(EXTRACTED RECORDS)

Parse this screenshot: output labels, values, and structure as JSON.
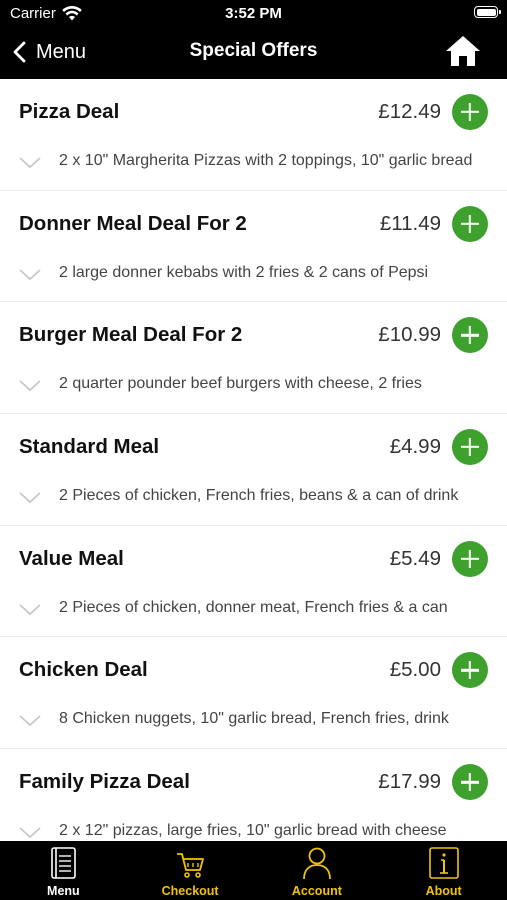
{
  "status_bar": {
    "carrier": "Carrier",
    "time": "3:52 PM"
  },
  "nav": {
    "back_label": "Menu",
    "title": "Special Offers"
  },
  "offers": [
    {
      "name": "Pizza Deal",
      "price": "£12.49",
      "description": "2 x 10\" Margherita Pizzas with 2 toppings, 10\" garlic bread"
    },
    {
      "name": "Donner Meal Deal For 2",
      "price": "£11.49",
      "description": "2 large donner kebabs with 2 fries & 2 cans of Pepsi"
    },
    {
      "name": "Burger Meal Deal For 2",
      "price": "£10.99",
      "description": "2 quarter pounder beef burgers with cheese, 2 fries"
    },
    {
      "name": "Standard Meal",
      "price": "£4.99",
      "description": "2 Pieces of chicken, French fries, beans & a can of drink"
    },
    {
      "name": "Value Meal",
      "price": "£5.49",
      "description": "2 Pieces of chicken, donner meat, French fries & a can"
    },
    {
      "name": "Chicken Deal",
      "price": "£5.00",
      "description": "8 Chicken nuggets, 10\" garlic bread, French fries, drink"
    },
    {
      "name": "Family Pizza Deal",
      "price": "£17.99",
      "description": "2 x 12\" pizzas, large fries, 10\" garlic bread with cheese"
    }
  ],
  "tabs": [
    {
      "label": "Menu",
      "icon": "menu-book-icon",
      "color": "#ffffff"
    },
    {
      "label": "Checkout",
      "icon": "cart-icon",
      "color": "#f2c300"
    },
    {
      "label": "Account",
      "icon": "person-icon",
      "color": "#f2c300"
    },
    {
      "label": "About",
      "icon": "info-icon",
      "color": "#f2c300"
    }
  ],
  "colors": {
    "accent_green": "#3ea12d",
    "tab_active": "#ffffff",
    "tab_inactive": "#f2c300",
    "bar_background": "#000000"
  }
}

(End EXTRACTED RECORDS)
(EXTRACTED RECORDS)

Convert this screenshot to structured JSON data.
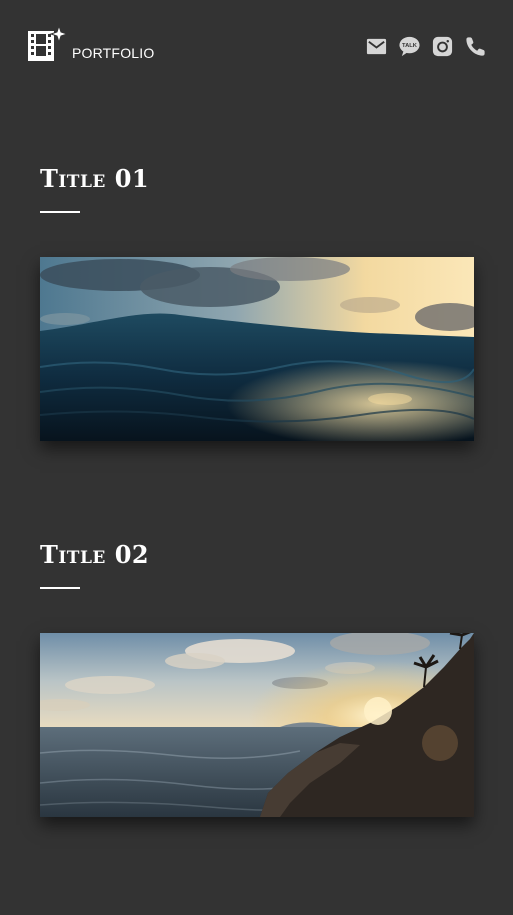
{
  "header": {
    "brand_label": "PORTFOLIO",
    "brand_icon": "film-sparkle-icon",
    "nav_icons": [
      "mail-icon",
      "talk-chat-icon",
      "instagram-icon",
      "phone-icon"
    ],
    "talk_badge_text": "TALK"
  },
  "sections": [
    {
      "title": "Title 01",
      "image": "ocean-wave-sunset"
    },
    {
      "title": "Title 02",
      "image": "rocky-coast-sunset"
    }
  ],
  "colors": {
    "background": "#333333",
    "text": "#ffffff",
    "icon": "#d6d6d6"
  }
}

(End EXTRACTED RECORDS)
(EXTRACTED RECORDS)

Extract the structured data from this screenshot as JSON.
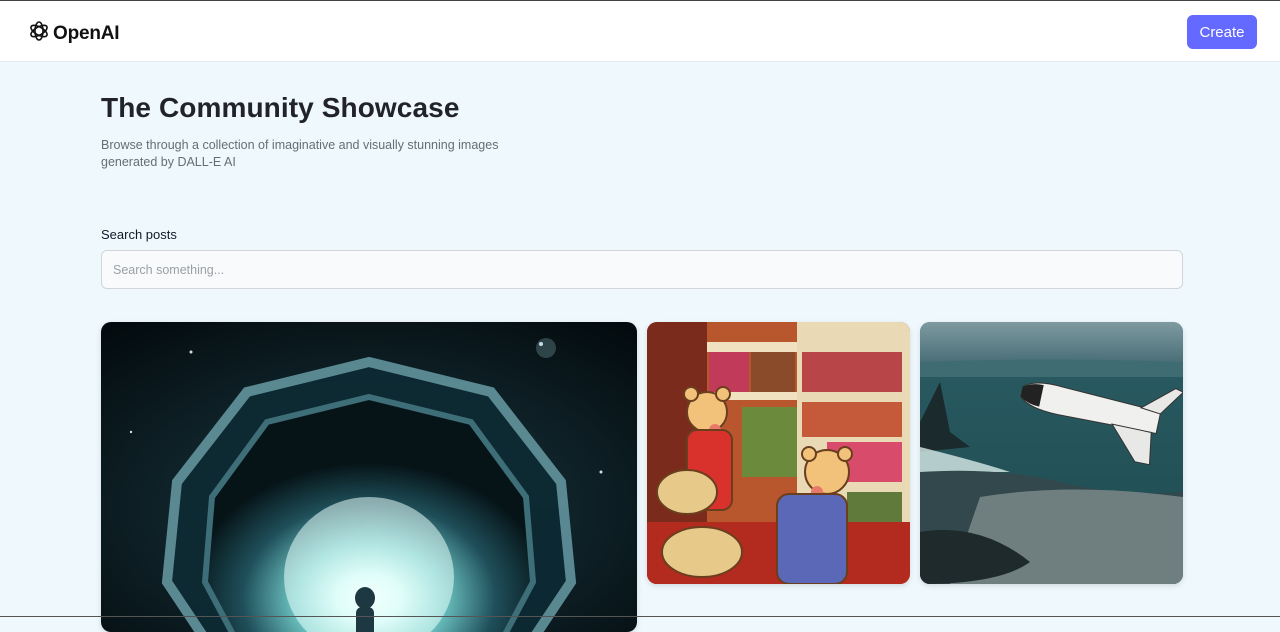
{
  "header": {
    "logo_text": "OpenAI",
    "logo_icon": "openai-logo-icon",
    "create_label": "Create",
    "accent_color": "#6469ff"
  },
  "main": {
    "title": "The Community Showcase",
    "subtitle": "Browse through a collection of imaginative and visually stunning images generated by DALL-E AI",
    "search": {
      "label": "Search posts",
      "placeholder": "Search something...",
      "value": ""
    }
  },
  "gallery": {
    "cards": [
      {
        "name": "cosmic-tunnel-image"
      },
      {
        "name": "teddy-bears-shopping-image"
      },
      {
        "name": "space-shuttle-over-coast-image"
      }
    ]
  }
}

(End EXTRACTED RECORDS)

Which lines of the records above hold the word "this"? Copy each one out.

ANSWER TO THE EXERCISE:
Parse this screenshot: output labels, values, and structure as JSON.
Convert this screenshot to structured JSON data.
Extract the structured data from this screenshot as JSON.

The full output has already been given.